William Deverell received his undergraduate degree from Stanford University in American Studies with honors and distinction. He received his Ph.D. in American History from Princeton University in 1989. He is Professor of History and Chair of the Department of History at the University of Southern California and Director of the Huntington-USC Institute on California and the West, which he founded in 2004. He previously taught at the California Institute of Technology and the University of California, San Diego.

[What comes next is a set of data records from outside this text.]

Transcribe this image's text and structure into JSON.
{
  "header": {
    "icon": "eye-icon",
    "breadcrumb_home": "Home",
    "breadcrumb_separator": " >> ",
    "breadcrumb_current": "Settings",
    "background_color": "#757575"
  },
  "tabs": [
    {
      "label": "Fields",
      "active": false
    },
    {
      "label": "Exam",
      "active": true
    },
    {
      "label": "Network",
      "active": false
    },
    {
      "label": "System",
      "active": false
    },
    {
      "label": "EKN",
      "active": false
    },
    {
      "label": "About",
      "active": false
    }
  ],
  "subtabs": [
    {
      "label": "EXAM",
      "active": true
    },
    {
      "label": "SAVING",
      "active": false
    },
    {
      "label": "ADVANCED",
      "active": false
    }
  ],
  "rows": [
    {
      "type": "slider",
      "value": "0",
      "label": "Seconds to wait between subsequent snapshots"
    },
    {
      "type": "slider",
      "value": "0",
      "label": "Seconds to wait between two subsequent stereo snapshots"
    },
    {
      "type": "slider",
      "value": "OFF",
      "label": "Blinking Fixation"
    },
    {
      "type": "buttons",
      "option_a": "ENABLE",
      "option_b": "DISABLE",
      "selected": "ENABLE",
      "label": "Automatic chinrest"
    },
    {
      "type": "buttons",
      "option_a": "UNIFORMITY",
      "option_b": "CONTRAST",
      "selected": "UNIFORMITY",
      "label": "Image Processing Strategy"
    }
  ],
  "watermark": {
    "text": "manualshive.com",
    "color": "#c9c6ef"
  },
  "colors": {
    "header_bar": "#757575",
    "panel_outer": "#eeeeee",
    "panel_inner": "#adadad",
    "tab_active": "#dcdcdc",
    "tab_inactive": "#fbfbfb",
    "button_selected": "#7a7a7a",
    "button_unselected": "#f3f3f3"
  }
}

In addition to undergraduate and graduate teaching, Professor Deverell writes about the nineteenth and twentieth century American West. He is the author, editor, or co-editor of numerous books exploring a variety of topics and themes. They include The Blackwell Companion to Los Angeles (co-edited with Greg Hise); The Blackwell Companion to California History (co-edited with David Igler); and The Blackwell Companion to the History of the American West. He is the author of Whitewashed Adobe: The Rise of Los Angeles and the Remaking of Its Mexican Past and of Railroad Crossing: Californians and the Railroad, 1850-1910. With the historian Tom Sitton, he is the co-editor of Metropolis in the Making: Los Angeles in the 1920s and California Progressivism Revisited. With Greg Hise, he co-authored Eden by Design: The 1930 Olmsted-Bartholomew Plan for the Los Angeles Region and co-edited Land of Sunshine: An Environmental History of Metropolitan Los Angeles. He is currently at work on a study of the post-Civil War American West, under contract with Bloomsbury Publishing.